Salt water is a huge problem in the town, but locals drink it anyway since fresh water has become scarce. “We need help,” said Amran Shamte, a 65-year-old local resident.

The acceptable level of dissolved salts in fresh water lakes, rivers and ground water is 20 to 800 milligrams per liter, according to the World Health Organisation.

Samples taken by researchers from the Pangani Basin Water Board show that the total soluble salt levels downstream of the Pangani River are far beyond acceptable standards at 2,000 milligrams per liter.

“It is for this reason that the government decided to set its own standards of salt water to enable people in coastal communities to drink this water,” Arafa Maggid, an engineer from Pangani Basin Water Board.

Drinking salt water over a long period could be hazardous since salt dehydrates the body, said Sabas Kimboka, a nutritionist from the Tanzania Food and Nutrition Centre.

“There is no safe amount of seawater to drink,” he said. “Salt makes you more dehydrated and requires you to drink more fresh water (that) you probably don’t have.”

The saltwater intrusion has gone six miles upstream, making it difficult for the authority to supply fresh water, especially during high tide, Hamis said. The town authority now pumps water only during low tide and plans to move the pump further upstream.

It has not conducted a census to establish how many people are affected.

The government is considering hiring experts to drill salt water barrier wells to protect underground aquifers from contamination, but this project will depend on availability of funds.

Residents have been forced to travel longer distances to find fresh water.
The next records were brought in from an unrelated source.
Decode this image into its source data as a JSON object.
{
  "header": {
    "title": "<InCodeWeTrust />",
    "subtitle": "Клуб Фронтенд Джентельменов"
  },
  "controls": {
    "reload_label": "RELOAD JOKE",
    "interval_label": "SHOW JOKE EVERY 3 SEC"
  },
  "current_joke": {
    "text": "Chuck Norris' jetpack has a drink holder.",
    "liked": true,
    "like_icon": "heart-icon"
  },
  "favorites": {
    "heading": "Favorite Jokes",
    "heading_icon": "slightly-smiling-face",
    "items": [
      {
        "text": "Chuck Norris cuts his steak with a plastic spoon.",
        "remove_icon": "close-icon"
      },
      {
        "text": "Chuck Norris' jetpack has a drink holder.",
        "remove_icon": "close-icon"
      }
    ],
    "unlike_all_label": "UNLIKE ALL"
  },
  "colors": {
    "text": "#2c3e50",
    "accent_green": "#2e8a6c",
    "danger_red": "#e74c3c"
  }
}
Many say they cannot afford to move.

Hamis said the government has raised the acceptable standards of water salinity beyond international norms.